How high would the pot have to get to generate sustainable effort? Is a $1 million check enough to risk $50 million through a possible injury? Part of what made the In-Season Tournament’s payout work was the nature of NBA balance sheets. Role players absolutely take $500,000 seriously, whether or not the stars do, and many of those stars, most notably Damian Lillard, were adamant about wanting to win the money for their two-way teammates. Most All-Stars bring eight- or nine-figure net worths into the games. Even the younger ones who haven’t yet reached their first max contract are usually already earning millions off the court.
Maybe one of these proposed changes sticks. More likely, we get brief glimpses of optimism that eventually fade as we did with the Elam Ending. Nothing matters if the players aren’t willing to take the game seriously, and if they aren’t? It’s worth wondering why this game still needs to exist. It had a distinct purpose when it was born. Today, the All-Star Game serves no discernible purpose to the majority of fans.

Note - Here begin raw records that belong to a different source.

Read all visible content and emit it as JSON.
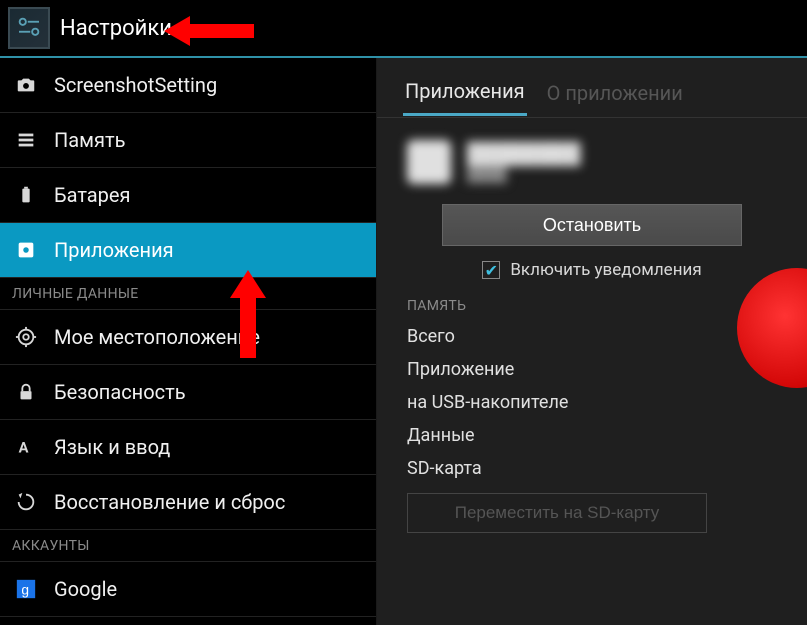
{
  "header": {
    "title": "Настройки"
  },
  "sidebar": {
    "items": [
      {
        "label": "ScreenshotSetting"
      },
      {
        "label": "Память"
      },
      {
        "label": "Батарея"
      },
      {
        "label": "Приложения"
      }
    ],
    "section_personal": "ЛИЧНЫЕ ДАННЫЕ",
    "personal": [
      {
        "label": "Мое местоположение"
      },
      {
        "label": "Безопасность"
      },
      {
        "label": "Язык и ввод"
      },
      {
        "label": "Восстановление и сброс"
      }
    ],
    "section_accounts": "АККАУНТЫ",
    "accounts": [
      {
        "label": "Google"
      }
    ]
  },
  "content": {
    "tabs": {
      "active": "Приложения",
      "inactive": "О приложении"
    },
    "stop_button": "Остановить",
    "notifications_label": "Включить уведомления",
    "memory_header": "ПАМЯТЬ",
    "memory_rows": {
      "total": "Всего",
      "app": "Приложение",
      "usb": "на USB-накопителе",
      "data": "Данные",
      "sd": "SD-карта"
    },
    "move_button": "Переместить на SD-карту"
  }
}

Could something else take its place? Perhaps there’s room for a lower-key All-Star Saturday-style event that doesn’t grind the league to a halt for a week. Imagine how many back-to-backs the NBA could knock off its schedule with seven extra days to work with. Maybe those days would be better used on an expanded In-Season Tournament, an event that drew rave reviews in its inaugural campaign. A 1-on-1 or 3-on-3 tournament has incredible potential. Still, it requires buy-in the league thus far hasn’t gotten from the traditional five-on-five format (and carries greater potential for the sort of embarrassment stars have avoided in the Dunk Contest). There are better ways to use this time than an All-Star Game that’s barely even a game anymore.
The most radical ideas are almost definitely off of the table. The non-star players who make up the bulk of the NBPA won’t want to give up their mid-season vacation. Star players may not care for the game itself, but they—and their agents—recognize how valuable the All-Star distinction can be in contract and endorsement negotiations and will fight tooth and nail to at least preserve the practice of naming rosters.
But none of this means all that much to the viewers who are tired of watching disappointing All-Star Games. What once was a rare opportunity to see the league’s best talent in one place has become a snoozefest that features those same players at their worst. If the players involved aren’t going to take it seriously, why should the fans? If the All-Star Game can’t find a purpose, it no longer needs to exist at all.